Could you repeat all of the entries word for word, minus any pictures?

(PROVIDED RECORDS Opens)

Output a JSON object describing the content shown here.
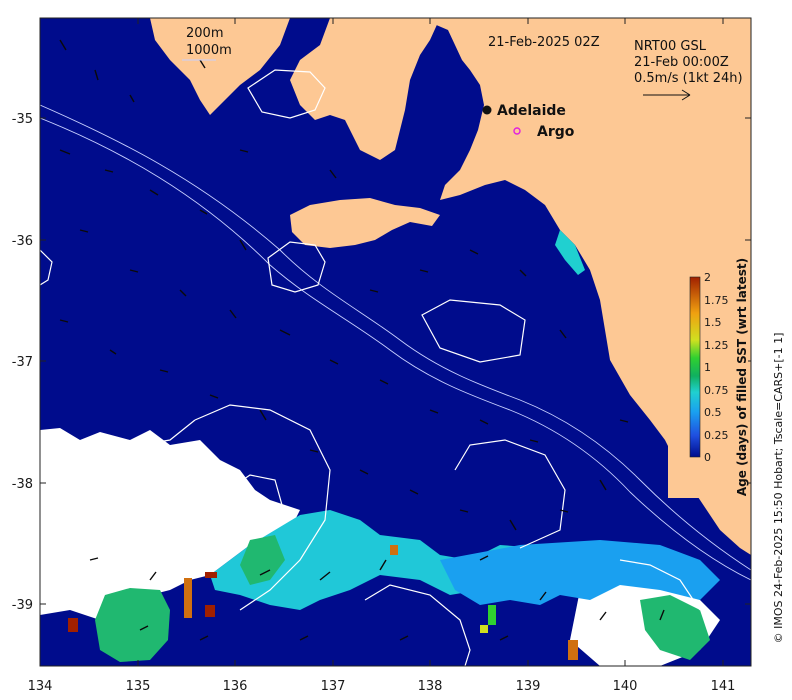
{
  "map": {
    "product_label": "NRT00 GSL",
    "analysis_time": "21-Feb 00:00Z",
    "date_stamp": "21-Feb-2025 02Z",
    "scale_vector_label": "0.5m/s (1kt 24h)",
    "contour_labels": [
      "200m",
      "1000m"
    ],
    "places": [
      {
        "name": "Adelaide",
        "marker": "filled-circle"
      },
      {
        "name": "Argo",
        "marker": "open-circle",
        "color": "#e020e0"
      }
    ],
    "x_ticks": [
      "134",
      "135",
      "136",
      "137",
      "138",
      "139",
      "140",
      "141"
    ],
    "y_ticks": [
      "-35",
      "-36",
      "-37",
      "-38",
      "-39"
    ],
    "colors": {
      "ocean": "#000c8c",
      "land": "#fdc894",
      "no_data": "#ffffff",
      "contour": "#ffffff"
    }
  },
  "colorbar": {
    "title": "Age (days) of filled SST (wrt latest)",
    "ticks": [
      "0",
      "0.25",
      "0.5",
      "0.75",
      "1",
      "1.25",
      "1.5",
      "1.75",
      "2"
    ],
    "min": 0,
    "max": 2,
    "stops": [
      "#000c8c",
      "#1f4fe0",
      "#1aa0f0",
      "#20d0d0",
      "#10b060",
      "#30d030",
      "#d0e020",
      "#f0a010",
      "#a02000"
    ]
  },
  "credit": "© IMOS 24-Feb-2025 15:50 Hobart; Tscale=CARS+[-1 1]"
}
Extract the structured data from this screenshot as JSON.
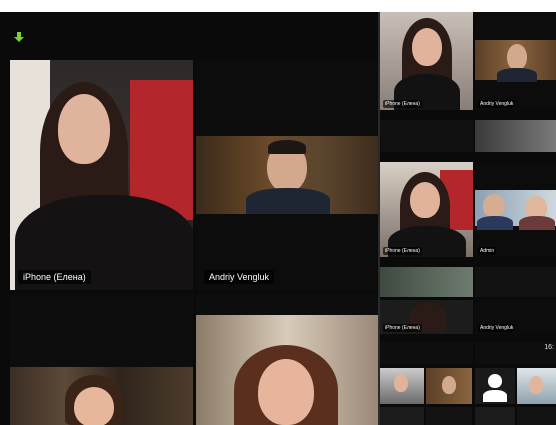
{
  "gallery": {
    "main": [
      {
        "name": "iPhone (Елена)",
        "active": true
      },
      {
        "name": "Andriy Vengluk",
        "active": false
      },
      {
        "name": "",
        "active": false
      },
      {
        "name": "",
        "active": false
      }
    ],
    "side": [
      {
        "name": "iPhone (Елена)"
      },
      {
        "name": "Andriy Vengluk"
      },
      {
        "name": ""
      },
      {
        "name": ""
      },
      {
        "name": "iPhone (Елена)"
      },
      {
        "name": "Admin"
      },
      {
        "name": ""
      },
      {
        "name": ""
      },
      {
        "name": "iPhone (Елена)"
      },
      {
        "name": "Andriy Vengluk"
      },
      {
        "name": ""
      },
      {
        "name": "16:"
      }
    ]
  },
  "colors": {
    "active_border": "#6bd46f",
    "background": "#0a0a0a",
    "arrow": "#7ad13a"
  },
  "icons": {
    "top_left": "arrow-down-icon"
  }
}
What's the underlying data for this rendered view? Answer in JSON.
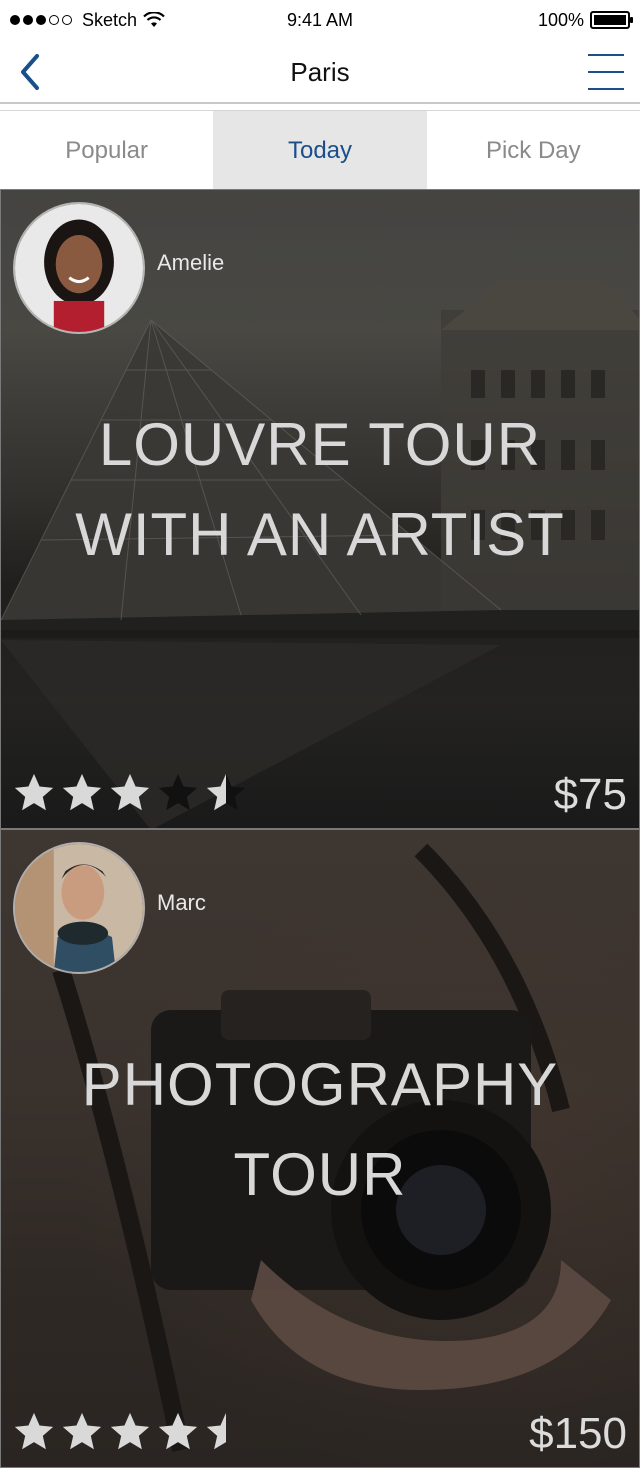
{
  "status_bar": {
    "carrier": "Sketch",
    "time": "9:41 AM",
    "battery": "100%"
  },
  "nav": {
    "title": "Paris",
    "back_icon": "chevron-left-icon",
    "menu_icon": "hamburger-menu-icon",
    "accent_color": "#1a4f8a"
  },
  "tabs": [
    {
      "label": "Popular",
      "active": false
    },
    {
      "label": "Today",
      "active": true
    },
    {
      "label": "Pick Day",
      "active": false
    }
  ],
  "tours": [
    {
      "host": "Amelie",
      "title_line1": "LOUVRE TOUR",
      "title_line2": "WITH AN ARTIST",
      "price": "$75",
      "rating": 3.5,
      "rating_max": 5
    },
    {
      "host": "Marc",
      "title_line1": "PHOTOGRAPHY",
      "title_line2": "TOUR",
      "price": "$150",
      "rating": 4.5,
      "rating_max": 5
    }
  ]
}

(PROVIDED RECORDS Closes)

REPLY TO THE EXERCISE -
Output a JSON object describing the content shown here.
{
  "map": {
    "product_label": "NRT00 GSL",
    "analysis_time": "21-Feb 00:00Z",
    "date_stamp": "21-Feb-2025 02Z",
    "scale_vector_label": "0.5m/s (1kt 24h)",
    "contour_labels": [
      "200m",
      "1000m"
    ],
    "places": [
      {
        "name": "Adelaide",
        "marker": "filled-circle"
      },
      {
        "name": "Argo",
        "marker": "open-circle",
        "color": "#e020e0"
      }
    ],
    "x_ticks": [
      "134",
      "135",
      "136",
      "137",
      "138",
      "139",
      "140",
      "141"
    ],
    "y_ticks": [
      "-35",
      "-36",
      "-37",
      "-38",
      "-39"
    ],
    "colors": {
      "ocean": "#000c8c",
      "land": "#fdc894",
      "no_data": "#ffffff",
      "contour": "#ffffff"
    }
  },
  "colorbar": {
    "title": "Age (days) of filled SST (wrt latest)",
    "ticks": [
      "0",
      "0.25",
      "0.5",
      "0.75",
      "1",
      "1.25",
      "1.5",
      "1.75",
      "2"
    ],
    "min": 0,
    "max": 2,
    "stops": [
      "#000c8c",
      "#1f4fe0",
      "#1aa0f0",
      "#20d0d0",
      "#10b060",
      "#30d030",
      "#d0e020",
      "#f0a010",
      "#a02000"
    ]
  },
  "credit": "© IMOS 24-Feb-2025 15:50 Hobart; Tscale=CARS+[-1 1]"
}
Extract the structured data from this screenshot as JSON.
{
  "gallery": {
    "main": [
      {
        "name": "iPhone (Елена)",
        "active": true
      },
      {
        "name": "Andriy Vengluk",
        "active": false
      },
      {
        "name": "",
        "active": false
      },
      {
        "name": "",
        "active": false
      }
    ],
    "side": [
      {
        "name": "iPhone (Елена)"
      },
      {
        "name": "Andriy Vengluk"
      },
      {
        "name": ""
      },
      {
        "name": ""
      },
      {
        "name": "iPhone (Елена)"
      },
      {
        "name": "Admin"
      },
      {
        "name": ""
      },
      {
        "name": ""
      },
      {
        "name": "iPhone (Елена)"
      },
      {
        "name": "Andriy Vengluk"
      },
      {
        "name": ""
      },
      {
        "name": "16:"
      }
    ]
  },
  "colors": {
    "active_border": "#6bd46f",
    "background": "#0a0a0a",
    "arrow": "#7ad13a"
  },
  "icons": {
    "top_left": "arrow-down-icon"
  }
}
What's the underlying data for this rendered view? Answer in JSON.
{
  "status_bar": {
    "carrier": "Sketch",
    "time": "9:41 AM",
    "battery": "100%"
  },
  "nav": {
    "title": "Paris",
    "back_icon": "chevron-left-icon",
    "menu_icon": "hamburger-menu-icon",
    "accent_color": "#1a4f8a"
  },
  "tabs": [
    {
      "label": "Popular",
      "active": false
    },
    {
      "label": "Today",
      "active": true
    },
    {
      "label": "Pick Day",
      "active": false
    }
  ],
  "tours": [
    {
      "host": "Amelie",
      "title_line1": "LOUVRE TOUR",
      "title_line2": "WITH AN ARTIST",
      "price": "$75",
      "rating": 3.5,
      "rating_max": 5
    },
    {
      "host": "Marc",
      "title_line1": "PHOTOGRAPHY",
      "title_line2": "TOUR",
      "price": "$150",
      "rating": 4.5,
      "rating_max": 5
    }
  ]
}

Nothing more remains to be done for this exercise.